After making a tour through Scotland, north and south, he took a lease of the farm of Ellisland, in Dumfriesshire. He removed thither at Whitsunday 1788, and at the end of the year was joined by his wife, whose parents had previously consented to their union. He also became a candidate for admission as an officer of excise, and obtained an early appointment. This last was a reserve in case of the farm not succeeding. It was not long before he had to fall back upon it; for in 1791 he gave up his
farm, and went to live in Dumfries, depending solely upon his excise income of £70 a year.
In 1792, he was requested by George Thomson, of Edinburgh, to assist him with a collection of Scottish songs and music, of which he had begun the publication. Burns entered into the scheme with ardent enthusiasm, and besides collecting songs and airs wherever he could find them, contributed such a wealth of original songs as no previous poet had ever written.
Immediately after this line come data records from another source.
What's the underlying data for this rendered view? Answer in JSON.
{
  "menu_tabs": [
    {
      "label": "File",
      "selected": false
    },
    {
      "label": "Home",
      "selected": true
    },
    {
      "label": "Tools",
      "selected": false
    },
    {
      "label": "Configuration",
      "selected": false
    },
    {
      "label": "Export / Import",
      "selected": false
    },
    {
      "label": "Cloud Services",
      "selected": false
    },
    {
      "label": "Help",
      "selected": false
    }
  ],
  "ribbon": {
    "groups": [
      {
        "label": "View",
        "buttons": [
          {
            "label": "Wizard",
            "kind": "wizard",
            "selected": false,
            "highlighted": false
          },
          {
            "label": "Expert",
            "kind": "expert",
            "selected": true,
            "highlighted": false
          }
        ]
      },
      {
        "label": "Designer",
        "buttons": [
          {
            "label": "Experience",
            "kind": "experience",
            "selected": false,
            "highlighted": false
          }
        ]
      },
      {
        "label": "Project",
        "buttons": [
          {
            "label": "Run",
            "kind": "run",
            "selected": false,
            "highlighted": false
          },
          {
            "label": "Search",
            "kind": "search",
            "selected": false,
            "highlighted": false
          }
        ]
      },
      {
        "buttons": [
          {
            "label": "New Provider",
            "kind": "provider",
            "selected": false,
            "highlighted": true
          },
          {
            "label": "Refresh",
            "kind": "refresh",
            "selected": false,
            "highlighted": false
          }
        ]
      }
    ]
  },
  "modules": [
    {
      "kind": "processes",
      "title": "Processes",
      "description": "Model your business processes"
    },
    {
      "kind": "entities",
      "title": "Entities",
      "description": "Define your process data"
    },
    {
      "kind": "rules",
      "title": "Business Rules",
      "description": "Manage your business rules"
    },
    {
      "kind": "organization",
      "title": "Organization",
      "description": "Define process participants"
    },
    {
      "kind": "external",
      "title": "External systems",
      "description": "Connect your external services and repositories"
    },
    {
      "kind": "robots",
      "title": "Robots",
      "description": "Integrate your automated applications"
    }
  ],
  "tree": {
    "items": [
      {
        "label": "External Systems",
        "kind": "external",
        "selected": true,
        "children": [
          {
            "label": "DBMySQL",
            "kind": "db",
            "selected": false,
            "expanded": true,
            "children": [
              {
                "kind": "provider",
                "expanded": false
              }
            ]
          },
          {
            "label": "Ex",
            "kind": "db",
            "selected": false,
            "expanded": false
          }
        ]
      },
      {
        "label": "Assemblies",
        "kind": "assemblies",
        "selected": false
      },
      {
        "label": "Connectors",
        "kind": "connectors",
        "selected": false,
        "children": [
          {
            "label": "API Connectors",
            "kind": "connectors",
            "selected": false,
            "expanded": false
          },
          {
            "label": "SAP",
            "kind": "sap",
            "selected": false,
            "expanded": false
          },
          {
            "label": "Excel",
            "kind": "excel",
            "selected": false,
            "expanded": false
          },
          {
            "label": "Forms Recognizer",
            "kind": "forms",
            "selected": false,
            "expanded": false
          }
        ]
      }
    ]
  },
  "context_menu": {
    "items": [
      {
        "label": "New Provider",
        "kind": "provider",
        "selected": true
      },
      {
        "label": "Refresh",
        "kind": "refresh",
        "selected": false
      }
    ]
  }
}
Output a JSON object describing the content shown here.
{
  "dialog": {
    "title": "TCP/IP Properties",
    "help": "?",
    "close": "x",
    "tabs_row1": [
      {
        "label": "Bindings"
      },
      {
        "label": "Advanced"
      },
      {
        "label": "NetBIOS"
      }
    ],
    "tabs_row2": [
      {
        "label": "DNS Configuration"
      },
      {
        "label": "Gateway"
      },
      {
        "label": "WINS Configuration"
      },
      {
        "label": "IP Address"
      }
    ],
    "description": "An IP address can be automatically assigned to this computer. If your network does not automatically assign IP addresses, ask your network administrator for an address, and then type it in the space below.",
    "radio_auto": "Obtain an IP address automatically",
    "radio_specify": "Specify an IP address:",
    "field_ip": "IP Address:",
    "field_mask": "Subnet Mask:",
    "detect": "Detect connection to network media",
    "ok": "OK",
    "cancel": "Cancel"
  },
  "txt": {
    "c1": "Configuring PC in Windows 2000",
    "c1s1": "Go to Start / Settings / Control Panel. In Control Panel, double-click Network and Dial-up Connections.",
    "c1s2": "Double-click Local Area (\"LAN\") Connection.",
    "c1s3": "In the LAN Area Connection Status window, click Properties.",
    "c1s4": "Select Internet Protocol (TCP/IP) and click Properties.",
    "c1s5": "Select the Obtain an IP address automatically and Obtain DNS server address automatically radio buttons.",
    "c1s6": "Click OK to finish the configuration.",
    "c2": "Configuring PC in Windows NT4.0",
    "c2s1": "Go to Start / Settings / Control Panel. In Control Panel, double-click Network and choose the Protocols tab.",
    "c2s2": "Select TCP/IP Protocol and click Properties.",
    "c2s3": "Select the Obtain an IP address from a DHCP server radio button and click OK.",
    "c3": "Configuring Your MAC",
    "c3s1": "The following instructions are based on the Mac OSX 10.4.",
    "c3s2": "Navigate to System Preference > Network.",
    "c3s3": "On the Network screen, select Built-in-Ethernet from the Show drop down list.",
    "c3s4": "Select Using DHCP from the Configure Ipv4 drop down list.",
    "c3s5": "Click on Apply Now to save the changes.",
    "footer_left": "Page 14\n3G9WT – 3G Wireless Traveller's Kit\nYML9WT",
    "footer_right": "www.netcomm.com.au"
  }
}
After his removal to Dumfries, his social habits underwent a change for the worse, and, not long after, his health began to fail. But amid all the depressions of ill health, he continued his delightful labour of song-writing and criticism, till within a short period of his death, which took place on the 21st July 1796. He was buried in the churchyard of St Michael's, in the presence of ten thousand of his mourning countrymen. A mausoleum has since been erected over his remains, and the spot is visited by the admirers of his genius from many lands.
Of no poet is it more difficult to summarise the various excellencies than of Burns; but, at the same time, of none is it less necessary to attempt any new estimate. His character as a man and as a poet are in the hands of everybody; and it simply remains to point out, that the selection of his poems which follow is made on the principle of illustrating the breadth and intensity of the national character of which he was so marked, so varied, and so faithful a representative. Instead of his most popular masterpieces, which are